Another name that emerges in the collection is that of Ian Fleming, a young naval officer during WWII.
This is a delightful collection, showing us Bletchley Park in its many phases: as a country estate owned by Liberal MP Sir Herbert Leon, through its wartime requisition as a top secret code-breaking facility where the German Enigma code was cracked to its post-war dereliction and subsequent rescue as a museum whose visitor numbers have more than doubled in the past five years.
This edition features over 200 photographs plus the items of removable facsimile memorabilia.
It wasn’t until many years after the end of the Second World War that we heard about the work done at Bletchley Park. Since that time the story of Bletchley Park and its remarkable people have continued to fascinate.
Australian buyers can purchase the book set at this link:
While I was busy being sick just before Christmas, I missed the announcement that two titles I’m familiar with in writing about military history books had shared the Prime Minister’s Literary Prize in the Australian History category for 2015:
PRIZE FOR AUSTRALIAN HISTORY—JOINT WINNERS
Charles Bean by Ross Coulthart (HarperCollins Publishers)
The Spy Catchers—The Official History of ASIO Vol 1 by David Horner (Allen & Unwin)
Well done to both authors.
What alerted me to this was Brian Toohey’s article in The Australian Financial Review (23-28 December 2015) – ASIO’s official history has a $1.75m subplot
It is a revealing article in that it quotes the figures ASIO has reportedly invested in its three volume official history, not all of which ends up in the pockets of the authors, of course. However he does compare this with Ross Coulthart having to rely on author royalties from his publishers for any return on his effort in writing the Charles Bean book.
Toohey does make one mistake in the article. He suggested that given the size of the grants and the ‘paucity of sales’, it might be better to subject future literary funding [from government agencies] to competitive tender. The contract for writing the ASIO history was certainly subject to open tender. I remember remarking on it at the time.
If the benchmark was always to be commercial success, I suspect many important books would not see the light of day.

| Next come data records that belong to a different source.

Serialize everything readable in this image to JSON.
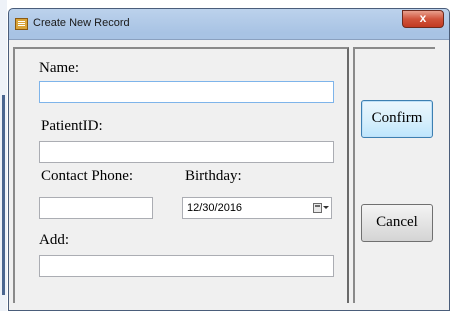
{
  "window": {
    "title": "Create New Record",
    "close_symbol": "x",
    "app_icon": "form-icon"
  },
  "form": {
    "name_label": "Name:",
    "name_value": "",
    "patient_id_label": "PatientID:",
    "patient_id_value": "",
    "contact_phone_label": "Contact Phone:",
    "contact_phone_value": "",
    "birthday_label": "Birthday:",
    "birthday_value": "12/30/2016",
    "add_label": "Add:",
    "add_value": ""
  },
  "actions": {
    "confirm_label": "Confirm",
    "cancel_label": "Cancel"
  },
  "colors": {
    "title_gradient": "#a8c3e4",
    "close_button": "#c23a22",
    "focused_border": "#7eb4ea",
    "default_button": "#3c7fb1"
  }
}
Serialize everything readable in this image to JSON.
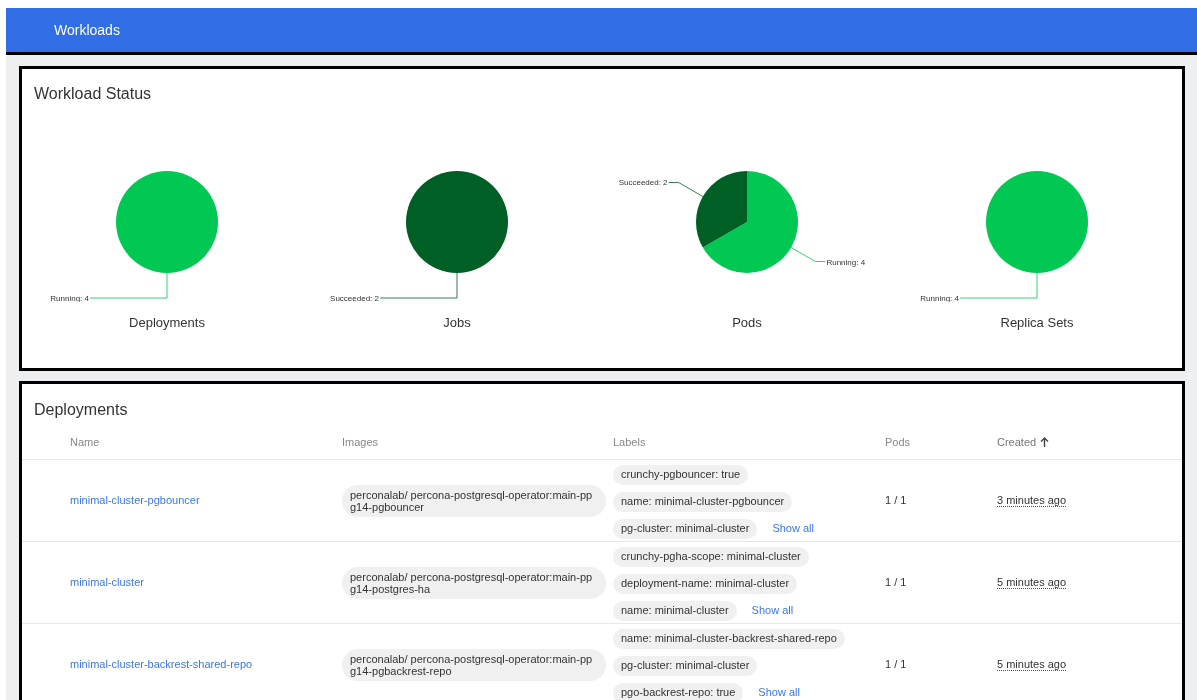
{
  "header": {
    "title": "Workloads"
  },
  "workload_status": {
    "title": "Workload Status",
    "charts": [
      {
        "chart_data": {
          "type": "pie",
          "title": "Deployments",
          "categories": [
            "Running: 4"
          ],
          "values": [
            100
          ],
          "colors": [
            "#00c853"
          ]
        }
      },
      {
        "chart_data": {
          "type": "pie",
          "title": "Jobs",
          "categories": [
            "Succeeded: 2"
          ],
          "values": [
            100
          ],
          "colors": [
            "#005f25"
          ]
        }
      },
      {
        "chart_data": {
          "type": "pie",
          "title": "Pods",
          "categories": [
            "Running: 4",
            "Succeeded: 2"
          ],
          "values": [
            66.67,
            33.33
          ],
          "colors": [
            "#00c853",
            "#005f25"
          ]
        }
      },
      {
        "chart_data": {
          "type": "pie",
          "title": "Replica Sets",
          "categories": [
            "Running: 4"
          ],
          "values": [
            100
          ],
          "colors": [
            "#00c853"
          ]
        }
      }
    ]
  },
  "deployments": {
    "title": "Deployments",
    "sort_ascending": true,
    "columns": [
      {
        "label": "Name",
        "sorted": false
      },
      {
        "label": "Images",
        "sorted": false
      },
      {
        "label": "Labels",
        "sorted": false
      },
      {
        "label": "Pods",
        "sorted": false
      },
      {
        "label": "Created",
        "sorted": true
      }
    ],
    "rows": [
      {
        "name": "minimal-cluster-pgbouncer",
        "image": "perconalab/ percona-postgresql-operator:main-pp g14-pgbouncer",
        "labels": [
          "crunchy-pgbouncer: true",
          "name: minimal-cluster-pgbouncer",
          "pg-cluster: minimal-cluster"
        ],
        "show_all": "Show all",
        "pods": "1 / 1",
        "created": "3 minutes ago"
      },
      {
        "name": "minimal-cluster",
        "image": "perconalab/ percona-postgresql-operator:main-pp g14-postgres-ha",
        "labels": [
          "crunchy-pgha-scope: minimal-cluster",
          "deployment-name: minimal-cluster",
          "name: minimal-cluster"
        ],
        "show_all": "Show all",
        "pods": "1 / 1",
        "created": "5 minutes ago"
      },
      {
        "name": "minimal-cluster-backrest-shared-repo",
        "image": "perconalab/ percona-postgresql-operator:main-pp g14-pgbackrest-repo",
        "labels": [
          "name: minimal-cluster-backrest-shared-repo",
          "pg-cluster: minimal-cluster",
          "pgo-backrest-repo: true"
        ],
        "show_all": "Show all",
        "pods": "1 / 1",
        "created": "5 minutes ago"
      }
    ]
  }
}
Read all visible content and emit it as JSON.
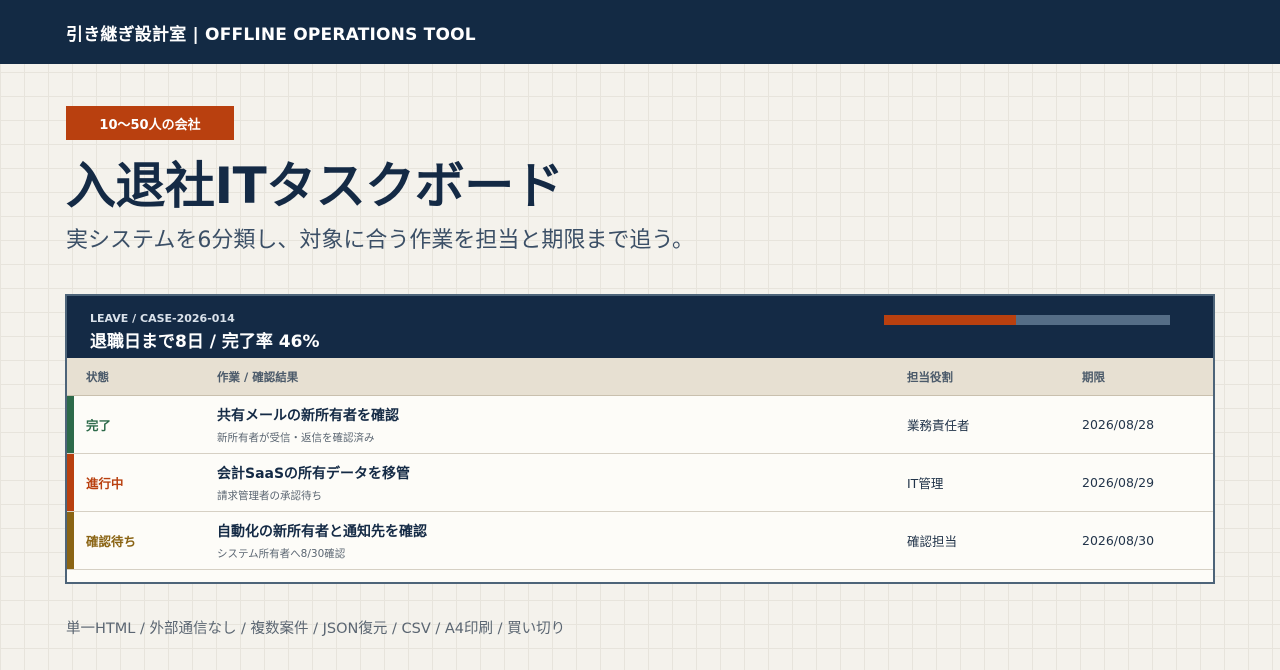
{
  "header": {
    "brand": "引き継ぎ設計室 | OFFLINE OPERATIONS TOOL"
  },
  "hero": {
    "badge": "10〜50人の会社",
    "title": "入退社ITタスクボード",
    "subtitle": "実システムを6分類し、対象に合う作業を担当と期限まで追う。"
  },
  "board": {
    "case_id": "LEAVE / CASE-2026-014",
    "summary": "退職日まで8日 / 完了率 46%",
    "progress_fraction": 0.46,
    "colors": {
      "progress_fill": "#b9400f",
      "progress_track": "#556d86"
    },
    "columns": {
      "status": "状態",
      "task": "作業 / 確認結果",
      "role": "担当役割",
      "due": "期限"
    },
    "rows": [
      {
        "status": "完了",
        "status_color": "#2d6a4a",
        "title": "共有メールの新所有者を確認",
        "note": "新所有者が受信・返信を確認済み",
        "role": "業務責任者",
        "due": "2026/08/28"
      },
      {
        "status": "進行中",
        "status_color": "#b9400f",
        "title": "会計SaaSの所有データを移管",
        "note": "請求管理者の承認待ち",
        "role": "IT管理",
        "due": "2026/08/29"
      },
      {
        "status": "確認待ち",
        "status_color": "#8a6414",
        "title": "自動化の新所有者と通知先を確認",
        "note": "システム所有者へ8/30確認",
        "role": "確認担当",
        "due": "2026/08/30"
      }
    ]
  },
  "footer": {
    "features": "単一HTML / 外部通信なし / 複数案件 / JSON復元 / CSV / A4印刷 / 買い切り"
  }
}
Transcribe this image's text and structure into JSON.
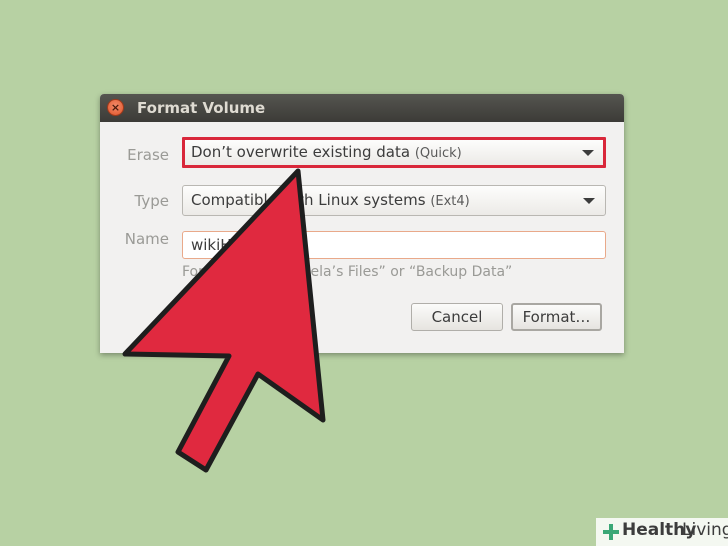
{
  "dialog": {
    "title": "Format Volume",
    "close_icon": "×"
  },
  "form": {
    "erase_label": "Erase",
    "erase_value": "Don’t overwrite existing data",
    "erase_hint": "(Quick)",
    "type_label": "Type",
    "type_value": "Compatible with Linux systems",
    "type_hint": "(Ext4)",
    "name_label": "Name",
    "name_value": "wikiH",
    "name_hint": "For example: “Angela’s Files” or “Backup Data”"
  },
  "buttons": {
    "cancel": "Cancel",
    "format": "Format…"
  },
  "watermark": {
    "part1": "Healthy",
    "part2": "Living"
  },
  "colors": {
    "background": "#b7d1a3",
    "highlight": "#d9273a",
    "arrow": "#e0293f",
    "titlebar": "#3c3b37"
  },
  "icons": [
    "close-icon",
    "dropdown-arrow-icon",
    "pointer-arrow",
    "plus-cross-logo-icon"
  ]
}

I know there have been several criticisms of David Horner’s The Spy Catchers, but that does not diminish, in my opinion, the value of having attempted to capture the history of the establishment and early days of Australia’s primary intelligence agency.
Australia’s Special Forces – Z Force to the SAS; Intelligence Operations to Cyber Warfare
By Robert Macklin
RRP $35.00 in paperback
Published by Hachette
Robert Macklin started the round of promotional activities for his new book in Canberra last night, with the official launch of the title at the excellent Paperchain bookstore in Manuka – http://www.paperchainbookstore.com.au. If ever you’re in Canberra, this is a bookstore you must visit.
Peter Jennings, a well known figure in Defence circles and currently Director of the Australian Strategic Policy Institute, has written a foreword to the book which he describes as a ‘lively study into the history and future of Australia’s Special Forces’. He says that Macklin’s book is unique because he has ‘tumbled to the reality that few people outside the office ‘national security community’ understand: the practical definition of what constitutes Australia’s Special Forces has widened to include not only the SASR and the commandos but also Australia’s intelligence agencies.’
So Warrior Elite, which begins its narrative with World War 2, is much more than an account of Special Forces operations – it includes the roles of ASIS, ASD (Australians Signals Directorate) and ASIO, so don’t let the cover fool you. This is a well researched book produced in Macklin’s highly-readable style that covers a substantial topic in considerable detail. It is not simply a book about the high octane life of a special forces operative.